In the first of two blogs Ciara Ball introduces Gordon Lambert and his life as a collector and art lover before a selection of material from his archive goes on display for National Heritage Week. Ciara Ball is a Member of IMMA’s Visitor Engagement Team. Ciara is working with Nuria Carballeira, Assistant Curator of IMMA’s Collections Department on the Gordon Lambert Archive, IMMA’s first significant archive project funded with help from The Heritage Council.

crop Scanned b&w photograph GL dog with artworks by P Scott J Arp (2) crop1

Gordon Lambert at home with his Collection

Gordon Lambert was one of the first and most generous supporters of IMMA since the campaign for its creation began in the late 1980s. His private collection of over 300 artworks was gifted in stages to the IMMA Collection following its opening in 1991 and includes many well-loved pieces now familiar to our regular visitors. Since 2005 IMMA has also held Gordon’s expansive art library and archive containing letters, cards, photographs, printed material and ephemera collected over six decades. With the help of a grant from the Heritage Council we have now begun the absorbing task of cataloguing this fascinating resource.

Gordon Lambert studied accounting at Trinity College, Dublin. In 1944 he entered the biscuit manufacturing firm W&R Jacob and began a lifelong career in which he would serve the company as Chief Accountant, Marketing Director, Managing Director and finally Chairman from 1977. It was also in the 1940’s that Gordon met Cecil King who in turn introduced him to a large circle of artists and gallerists, many of whom were to become friends and contributors to his budding collection. Meetings in the Robt. Roberts Cáfe on Grafton Street led to soirées at King’s Pembroke Road home and acquaintance with an artistic circle including Oliver Dowling, Patrick Hennessy, Henry Robertson Craig and gallerist David Hendriks.

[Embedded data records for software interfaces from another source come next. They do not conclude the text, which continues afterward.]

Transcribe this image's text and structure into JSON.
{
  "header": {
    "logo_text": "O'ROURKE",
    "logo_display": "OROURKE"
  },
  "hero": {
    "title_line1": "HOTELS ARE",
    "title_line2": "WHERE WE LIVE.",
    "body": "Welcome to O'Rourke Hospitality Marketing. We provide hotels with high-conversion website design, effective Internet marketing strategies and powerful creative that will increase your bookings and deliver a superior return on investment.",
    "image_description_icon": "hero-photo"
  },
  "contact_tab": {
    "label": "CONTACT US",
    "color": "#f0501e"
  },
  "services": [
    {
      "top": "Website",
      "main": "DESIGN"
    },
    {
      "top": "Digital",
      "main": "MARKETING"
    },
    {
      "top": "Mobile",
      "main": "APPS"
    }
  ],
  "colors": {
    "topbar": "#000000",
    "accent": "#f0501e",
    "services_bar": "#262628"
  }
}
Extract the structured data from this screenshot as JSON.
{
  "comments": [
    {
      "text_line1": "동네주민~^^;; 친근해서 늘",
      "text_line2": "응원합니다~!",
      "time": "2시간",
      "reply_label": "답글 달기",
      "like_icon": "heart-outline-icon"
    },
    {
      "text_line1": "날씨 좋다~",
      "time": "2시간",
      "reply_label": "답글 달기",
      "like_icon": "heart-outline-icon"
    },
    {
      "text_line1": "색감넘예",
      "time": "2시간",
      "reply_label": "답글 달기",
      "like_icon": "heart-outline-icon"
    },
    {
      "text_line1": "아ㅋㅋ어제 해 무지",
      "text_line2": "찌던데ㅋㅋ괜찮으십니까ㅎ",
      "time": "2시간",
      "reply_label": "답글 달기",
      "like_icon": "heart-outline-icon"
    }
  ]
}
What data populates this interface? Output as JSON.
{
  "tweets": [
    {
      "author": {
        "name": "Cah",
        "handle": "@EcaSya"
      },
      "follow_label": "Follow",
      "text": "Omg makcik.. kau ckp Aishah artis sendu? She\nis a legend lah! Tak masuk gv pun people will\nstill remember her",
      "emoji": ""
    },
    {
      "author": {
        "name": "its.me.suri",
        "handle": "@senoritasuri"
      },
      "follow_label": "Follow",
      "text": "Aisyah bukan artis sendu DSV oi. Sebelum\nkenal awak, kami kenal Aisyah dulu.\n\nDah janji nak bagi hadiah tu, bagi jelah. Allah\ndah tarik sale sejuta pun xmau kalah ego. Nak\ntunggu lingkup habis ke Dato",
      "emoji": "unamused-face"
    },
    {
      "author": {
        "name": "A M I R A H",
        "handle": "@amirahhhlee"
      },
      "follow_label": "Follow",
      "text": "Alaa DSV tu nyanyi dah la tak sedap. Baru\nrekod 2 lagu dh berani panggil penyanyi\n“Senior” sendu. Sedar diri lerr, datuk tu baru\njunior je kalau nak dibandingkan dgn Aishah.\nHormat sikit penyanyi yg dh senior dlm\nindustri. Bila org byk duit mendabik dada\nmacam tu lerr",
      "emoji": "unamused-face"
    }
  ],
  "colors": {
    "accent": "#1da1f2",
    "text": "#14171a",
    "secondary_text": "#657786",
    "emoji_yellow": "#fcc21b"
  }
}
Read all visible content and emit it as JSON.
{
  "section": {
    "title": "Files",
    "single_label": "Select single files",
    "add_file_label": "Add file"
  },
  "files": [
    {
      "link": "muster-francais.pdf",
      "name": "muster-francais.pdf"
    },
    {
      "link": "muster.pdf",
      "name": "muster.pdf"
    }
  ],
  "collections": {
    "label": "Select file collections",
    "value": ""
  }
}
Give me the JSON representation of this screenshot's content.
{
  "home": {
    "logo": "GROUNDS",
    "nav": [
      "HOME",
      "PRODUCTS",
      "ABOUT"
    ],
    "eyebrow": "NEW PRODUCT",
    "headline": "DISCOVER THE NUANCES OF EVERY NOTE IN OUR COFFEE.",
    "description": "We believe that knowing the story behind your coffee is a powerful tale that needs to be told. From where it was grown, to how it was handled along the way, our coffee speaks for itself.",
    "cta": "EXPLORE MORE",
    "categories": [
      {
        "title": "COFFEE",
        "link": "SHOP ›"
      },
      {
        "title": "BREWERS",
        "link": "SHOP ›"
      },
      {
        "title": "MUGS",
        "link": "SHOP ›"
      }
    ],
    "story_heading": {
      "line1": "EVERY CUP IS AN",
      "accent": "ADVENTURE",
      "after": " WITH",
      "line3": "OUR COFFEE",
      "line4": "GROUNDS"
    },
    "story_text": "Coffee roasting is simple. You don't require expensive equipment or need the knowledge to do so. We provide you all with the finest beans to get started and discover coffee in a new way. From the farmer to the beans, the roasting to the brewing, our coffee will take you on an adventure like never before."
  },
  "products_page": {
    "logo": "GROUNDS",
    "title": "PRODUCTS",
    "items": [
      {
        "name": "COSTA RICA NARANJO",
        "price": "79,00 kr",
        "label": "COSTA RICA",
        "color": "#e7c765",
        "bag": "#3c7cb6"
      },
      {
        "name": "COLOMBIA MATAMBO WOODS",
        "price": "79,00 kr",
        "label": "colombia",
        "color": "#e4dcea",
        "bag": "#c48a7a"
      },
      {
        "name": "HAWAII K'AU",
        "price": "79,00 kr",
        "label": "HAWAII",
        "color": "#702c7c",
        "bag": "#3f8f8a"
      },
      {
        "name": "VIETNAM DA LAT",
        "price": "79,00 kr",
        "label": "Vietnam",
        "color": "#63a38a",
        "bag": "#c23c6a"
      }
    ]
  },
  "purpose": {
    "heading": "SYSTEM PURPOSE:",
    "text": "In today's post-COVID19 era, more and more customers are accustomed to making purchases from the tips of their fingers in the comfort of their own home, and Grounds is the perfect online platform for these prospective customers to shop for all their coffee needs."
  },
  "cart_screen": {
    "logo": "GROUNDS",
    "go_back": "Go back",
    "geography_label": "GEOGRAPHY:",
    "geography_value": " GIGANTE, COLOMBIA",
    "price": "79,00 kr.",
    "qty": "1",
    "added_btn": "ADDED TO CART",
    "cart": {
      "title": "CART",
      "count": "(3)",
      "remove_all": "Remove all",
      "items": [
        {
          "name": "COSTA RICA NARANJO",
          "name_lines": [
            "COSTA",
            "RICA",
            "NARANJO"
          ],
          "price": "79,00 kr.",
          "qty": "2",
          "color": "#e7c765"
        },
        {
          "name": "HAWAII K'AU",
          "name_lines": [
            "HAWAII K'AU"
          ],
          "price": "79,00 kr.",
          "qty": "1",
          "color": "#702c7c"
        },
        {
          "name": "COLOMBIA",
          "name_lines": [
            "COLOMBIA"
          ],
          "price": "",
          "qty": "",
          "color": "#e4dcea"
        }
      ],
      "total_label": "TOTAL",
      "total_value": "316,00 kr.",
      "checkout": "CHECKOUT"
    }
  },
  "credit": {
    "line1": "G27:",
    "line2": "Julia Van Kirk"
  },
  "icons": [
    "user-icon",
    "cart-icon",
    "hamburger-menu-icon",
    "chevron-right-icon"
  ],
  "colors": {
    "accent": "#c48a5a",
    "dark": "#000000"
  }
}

Archive material from Gordon Lambert Archive, Photo: Chris Jones

Gordon bought his first painting Pont du Carrousel (1954) by Barbara Warren in 1954. This was followed by Aperitif (c.1956) by Henry Robertson Craig and Patrick Hennessy’s Boy and Seagull (c.1954), recently included in the very popular exhibition Patrick Hennessy: De Profundis. During the 1960s he continued to support Irish artists while also adding significant international names to his collection. The many friends who congregated in his Rathfarnham home Continue reading